ground at Eton, the towing-path at Oxford, pictures. It is really of very little use to
the Thames swimming baths, and the yearly dress up a London girl in Greek draperies
circuses, humanity would forget the plastic and to paint her as a goddess. The robe may
perfection of its own form, and degenerate be the robe of Athens, but the face is usually
into a race of short-sighted professors, and the face of Brompton. Now and then, it is
spectacled precieusea ! Not that the circus- true, one comes across a model whose face is
proprietors are, as a rule, conscious of their an exquisite anachronism, and who looks
high mission. Do they not bore us with the lovely and natural in the dress of any
haute ecole, and weary us with Shakespearean century but her own. This however is
clowns Still at least they give us acrobats,
t rather rare. As a rule models are absolutely
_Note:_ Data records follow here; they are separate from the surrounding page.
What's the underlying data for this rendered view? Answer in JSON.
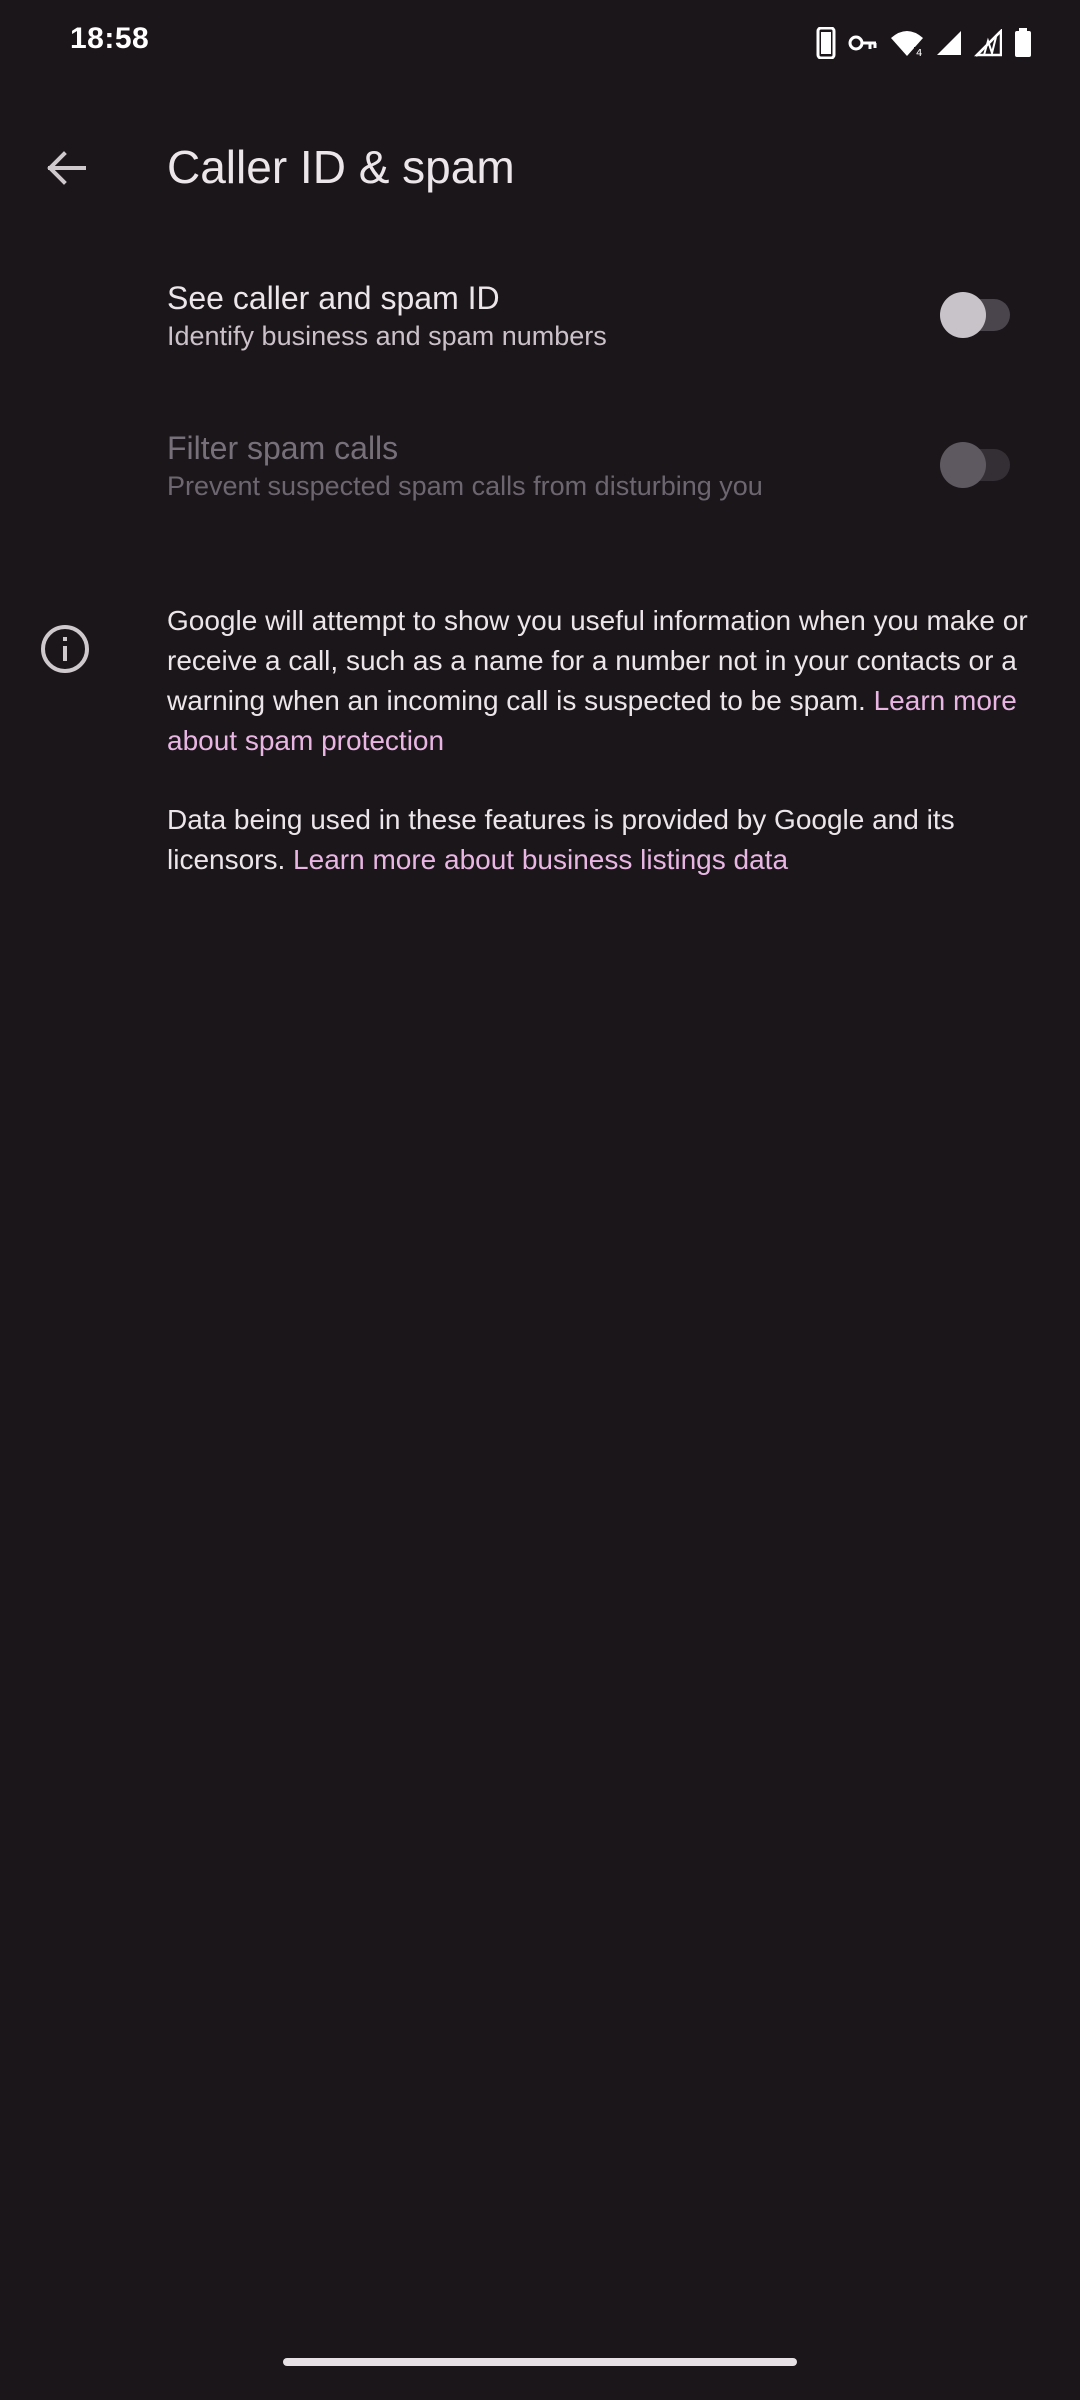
{
  "status_bar": {
    "time": "18:58",
    "icons": [
      "phone-icon",
      "vpn-key-icon",
      "wifi-icon",
      "cell-signal-icon",
      "data-off-icon",
      "battery-icon"
    ]
  },
  "app_bar": {
    "title": "Caller ID & spam",
    "back_icon": "arrow-back-icon"
  },
  "settings": [
    {
      "title": "See caller and spam ID",
      "subtitle": "Identify business and spam numbers",
      "enabled": true,
      "checked": false
    },
    {
      "title": "Filter spam calls",
      "subtitle": "Prevent suspected spam calls from disturbing you",
      "enabled": false,
      "checked": false
    }
  ],
  "info": {
    "icon": "info-icon",
    "paragraph1_text": "Google will attempt to show you useful information when you make or receive a call, such as a name for a number not in your contacts or a warning when an incoming call is suspected to be spam.",
    "paragraph1_link": "Learn more about spam protection",
    "paragraph2_text": "Data being used in these features is provided by Google and its licensors.",
    "paragraph2_link": "Learn more about business listings data"
  },
  "colors": {
    "background": "#1a161a",
    "link": "#e9b6e4",
    "text_primary": "#ece5ea",
    "text_secondary": "#cbc2c9"
  }
}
and the acrobat is an artist. The mere fact de noire sticle, and should be painted as such.
that he never speaks to the audience shows Unfortunately they are not, and as a con-
how well he appreciates the great truth that sequence we are shown every year a series of
the aim of art is not to reveal personality scenes from fancy dress balls which are
but to please. The clown may be blatant, called historical pictures, but are little more
but the acrobat is always beautiful. He is than mediocre representations of modern
an interesting combination of the spirit of people masquerading. In France they are
Greek sculpture with the spangles of the wiser. The French painter uses the model
modern costumier. He has even had his simply for study, for the finished picture he
niche in the novels of our age, and if Manette goes direct to life.
Salomon be the unmasking of the model, Lea However we must not blame the sitters
Frtres Z<:n<<ja,ui.> is the apotheosis of the for the shortcomings of the artists. The
acrobat. English models are a well-behaved and hard-

\iran 1> the influence of the ordinary working class, and if they are more interested
model on our English school of painting, it in artists than they are in art, a large section
an not be said that it is altogether good. It of tho j'tihlir is in the same condition, and
is of course an advantage tor tho young most of our modern exhibitions seem to justify
arti>t MtthiK in his studio to be able to its choice.
isolate " a little corner of life," as the From -h OSCAR WILDE.